23 June 2010

Driving to France and need a stopover?

As a veteran of numerous driving holidays in France, I often get asked about the best way to break the long journey to the south, south-west or south-east. While some people prefer to collapse in an anonymous Formula One hotel on the outskirts of a town, others like something with more character. Everyone has their favourites, and here are a few of mine.

1. Azay-le-Rideau
This village in the Loire Valley is just past Tours. It's an enchanting little place, with a small square with a couple of decent restaurants. There's also a very good restaurant called Les Grottes a few minutes' walk from the centre. But Azay's star attraction is its chateau, a Renaissance confection that sits on its own island in the Indre river. It's worth a visit during the day, and the same ticket will give you entry into the nightly son-et-lumière show, which is a delight on a balmy summer's night. The Hotel de Biencourt (www.hotelbiencourt.com) is cheap, cheerful and within view of the chateau.

2. Bourges
It's almost in the dead centre of France, and about a six-hour drive from Calais. Time your journey right and you could squeeze in a late-afternoon swim in the pool at the Hotel Les Tilleuls (www.les-tilleuls.com). The hotel is just outside the centre of this attractive walled Gallo-Roman town and by the time you've refreshed yourself with a swim, you'll be ready for the 15-minute walk into town for dinner.

3. Orléans
If you've survived driving round the périphérique in Paris and feel you need some time to recover, then Orléans is just another 90 minutes south. It's a pleasant town on the Loire, with a lively pedestrianised area. Head to the streets around Rue de Bourgogne for an apéritif and dinner among one of the many restaurants in the traffic-free area.

4. Lyon
It's a bit of a schlep from the Channel, but Lyon is one of the great overlooked cities in France. Too many people zoom past it in the rush to get to the south, but it's worth a weekend break in itself. It's rather like Paris on a more human scale. The central Presqu'Île area has a big range of hotels and lots of parking, and it's only a hop across the bridge if you want to explore the old town. If you're around for only one evening, walk up to Rue Mercière, a pedestrianised street parallel to the Quai St-Antoine by the river Saône, where there's an excellent choice of restaurants.

There are plenty of others, such as Clermont-Ferrand if you're travelling east-west. I've also stopped at Dijon, which I have to admit disappointed me. I'd be interested to hear if anyone else has any favourite stopovers in France.

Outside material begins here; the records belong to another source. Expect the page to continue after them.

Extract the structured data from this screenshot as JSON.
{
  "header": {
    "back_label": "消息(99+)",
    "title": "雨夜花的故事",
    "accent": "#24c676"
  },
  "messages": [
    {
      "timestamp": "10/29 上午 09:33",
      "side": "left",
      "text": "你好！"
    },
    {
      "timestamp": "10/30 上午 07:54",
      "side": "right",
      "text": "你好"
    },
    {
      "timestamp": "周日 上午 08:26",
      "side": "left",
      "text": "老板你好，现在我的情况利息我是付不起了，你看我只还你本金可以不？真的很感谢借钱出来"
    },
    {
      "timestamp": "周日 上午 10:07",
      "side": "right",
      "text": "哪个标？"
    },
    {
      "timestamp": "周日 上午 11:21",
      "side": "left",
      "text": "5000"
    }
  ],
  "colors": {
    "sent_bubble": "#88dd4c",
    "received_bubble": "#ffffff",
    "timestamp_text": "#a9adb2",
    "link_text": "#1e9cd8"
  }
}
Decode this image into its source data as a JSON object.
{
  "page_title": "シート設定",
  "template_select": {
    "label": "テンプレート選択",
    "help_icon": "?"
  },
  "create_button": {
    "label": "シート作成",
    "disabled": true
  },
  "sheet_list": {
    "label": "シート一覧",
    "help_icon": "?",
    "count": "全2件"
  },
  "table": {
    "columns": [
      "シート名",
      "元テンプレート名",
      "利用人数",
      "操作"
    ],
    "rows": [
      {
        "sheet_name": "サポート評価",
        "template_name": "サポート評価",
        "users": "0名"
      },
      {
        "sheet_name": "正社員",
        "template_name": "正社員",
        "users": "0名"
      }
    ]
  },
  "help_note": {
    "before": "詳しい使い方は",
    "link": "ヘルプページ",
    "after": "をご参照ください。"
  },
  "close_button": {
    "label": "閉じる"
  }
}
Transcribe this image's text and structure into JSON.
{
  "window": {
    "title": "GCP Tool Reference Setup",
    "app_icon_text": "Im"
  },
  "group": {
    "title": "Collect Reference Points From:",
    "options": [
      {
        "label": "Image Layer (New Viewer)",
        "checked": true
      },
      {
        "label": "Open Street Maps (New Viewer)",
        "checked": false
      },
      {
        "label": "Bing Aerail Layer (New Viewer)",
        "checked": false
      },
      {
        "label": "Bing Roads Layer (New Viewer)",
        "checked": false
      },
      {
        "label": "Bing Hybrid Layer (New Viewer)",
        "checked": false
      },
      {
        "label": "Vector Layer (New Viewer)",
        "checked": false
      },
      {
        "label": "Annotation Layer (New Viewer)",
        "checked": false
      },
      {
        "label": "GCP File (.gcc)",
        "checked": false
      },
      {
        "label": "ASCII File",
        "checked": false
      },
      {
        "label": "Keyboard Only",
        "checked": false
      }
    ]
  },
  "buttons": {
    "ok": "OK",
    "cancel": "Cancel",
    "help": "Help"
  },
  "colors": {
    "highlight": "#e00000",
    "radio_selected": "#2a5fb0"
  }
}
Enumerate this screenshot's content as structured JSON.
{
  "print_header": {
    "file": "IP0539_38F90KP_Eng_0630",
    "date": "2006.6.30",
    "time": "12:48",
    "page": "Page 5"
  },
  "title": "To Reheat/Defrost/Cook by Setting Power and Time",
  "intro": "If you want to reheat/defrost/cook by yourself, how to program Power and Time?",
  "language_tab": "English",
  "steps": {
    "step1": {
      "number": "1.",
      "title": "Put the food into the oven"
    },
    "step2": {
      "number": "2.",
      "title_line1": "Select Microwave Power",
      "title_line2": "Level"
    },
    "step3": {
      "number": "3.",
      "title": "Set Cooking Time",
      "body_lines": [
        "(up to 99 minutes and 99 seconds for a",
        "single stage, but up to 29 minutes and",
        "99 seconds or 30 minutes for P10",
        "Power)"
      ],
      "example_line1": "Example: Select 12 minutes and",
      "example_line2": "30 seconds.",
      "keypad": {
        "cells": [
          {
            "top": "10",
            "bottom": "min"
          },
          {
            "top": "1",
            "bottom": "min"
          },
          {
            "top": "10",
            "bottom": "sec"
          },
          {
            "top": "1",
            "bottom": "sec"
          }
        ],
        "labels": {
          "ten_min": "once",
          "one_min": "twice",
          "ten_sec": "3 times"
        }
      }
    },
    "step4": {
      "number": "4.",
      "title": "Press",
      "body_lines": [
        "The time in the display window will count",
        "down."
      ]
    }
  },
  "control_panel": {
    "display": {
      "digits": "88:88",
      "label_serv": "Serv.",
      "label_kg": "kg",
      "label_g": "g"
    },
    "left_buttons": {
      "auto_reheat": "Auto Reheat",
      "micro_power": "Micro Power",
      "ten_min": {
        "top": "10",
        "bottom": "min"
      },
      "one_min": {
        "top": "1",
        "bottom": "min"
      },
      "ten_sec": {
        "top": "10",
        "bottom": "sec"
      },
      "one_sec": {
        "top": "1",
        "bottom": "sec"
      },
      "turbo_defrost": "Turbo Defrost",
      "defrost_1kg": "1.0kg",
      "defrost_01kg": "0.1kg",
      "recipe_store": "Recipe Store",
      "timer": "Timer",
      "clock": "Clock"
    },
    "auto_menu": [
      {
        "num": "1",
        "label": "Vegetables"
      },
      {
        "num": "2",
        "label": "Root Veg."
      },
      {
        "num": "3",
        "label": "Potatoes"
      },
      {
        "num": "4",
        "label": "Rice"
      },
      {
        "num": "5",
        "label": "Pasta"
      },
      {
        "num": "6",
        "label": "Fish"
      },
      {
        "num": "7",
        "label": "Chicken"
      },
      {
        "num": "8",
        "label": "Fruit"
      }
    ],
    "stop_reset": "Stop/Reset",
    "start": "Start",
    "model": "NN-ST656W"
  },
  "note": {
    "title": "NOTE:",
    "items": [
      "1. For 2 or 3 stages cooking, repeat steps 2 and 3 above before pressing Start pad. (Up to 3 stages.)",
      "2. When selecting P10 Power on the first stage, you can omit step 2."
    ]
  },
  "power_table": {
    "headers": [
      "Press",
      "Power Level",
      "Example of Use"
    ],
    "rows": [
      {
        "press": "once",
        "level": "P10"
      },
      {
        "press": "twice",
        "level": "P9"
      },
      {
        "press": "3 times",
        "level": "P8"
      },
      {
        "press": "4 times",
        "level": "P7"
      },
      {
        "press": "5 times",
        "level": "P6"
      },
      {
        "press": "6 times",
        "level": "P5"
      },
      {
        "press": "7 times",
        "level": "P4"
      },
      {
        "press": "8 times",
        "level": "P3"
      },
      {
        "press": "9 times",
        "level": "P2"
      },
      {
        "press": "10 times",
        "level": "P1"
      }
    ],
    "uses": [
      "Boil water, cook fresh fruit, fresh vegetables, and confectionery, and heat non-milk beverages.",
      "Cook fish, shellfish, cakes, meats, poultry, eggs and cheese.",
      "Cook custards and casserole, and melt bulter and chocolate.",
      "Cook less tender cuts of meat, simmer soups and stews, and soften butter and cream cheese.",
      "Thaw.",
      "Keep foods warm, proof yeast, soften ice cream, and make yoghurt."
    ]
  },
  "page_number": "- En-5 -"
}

15 June 2010

Train power

After a mad few months watching ash clouds and British Airways strikes wreck everyone's travel plans, I couldn't help but feel incredibly smug when I took the train to France a few weeks ago. No worries about disruption, nor any of the usual annoyances that come with flying. No having to take half your clothes off or keep liquids separate. No worries about keeping to within miserly baggage allowances that threaten to charge you the earth for exceeding them. Just a simple stroll through an X-ray machine and straight on to the train.

Two hours and 20 minutes later, I arrived in the Gare du Nord in Paris, with plenty of time to catch the RER to the Gare de Lyon and buy a baguette, cheese and some saucisson at a local supermarket. Then a leisurely journey of two hours and 40 minutes to Avignon on the TGV, made more pleasant by my picnic lunch. I remember a train journey I took a few years ago, watching an elderly Frenchwoman spread a little red-checked cloth on her fold-down tray before she carefully spread some pâté and cheese on to a baguette. They take lunch seriously, the French, even on a train.

The journey back was via Lille, so I had a good few hours to get some work done on my laptop, eat more cheese and saucisson, this time washed down with some wine. Then back on the Eurostar and home – which is when things fell apart, as my local train was cancelled and I had to get a cab. Trust Britain to let the side down.

Yes, I know French trains aren't infallible. Just after Christmas 2009, heavy snow created havoc on the Eurostar services in and out of London. Funnily enough, I was set to take the train down to the Pyrénées a few days later, but the gods had been working overtime and got things back to normal by that time. Similarly, when the Channel Tunnel caught fire in September 2008, I happened to be on the Eurostar that had left 90 minutes earlier. And even on this most recent train journey, the French railway workers were going on strike the day after I left France. And, the day before I left Britain, thieves had stolen copper cable on the line between Paris and Calais and caused massive delays. Either I have the most amazing luck or there's some impish force at work whose sole purpose is to disrupt other travellers. I prefer to think it's the former.

Check out train fares and timetables at www.raileurope.co.uk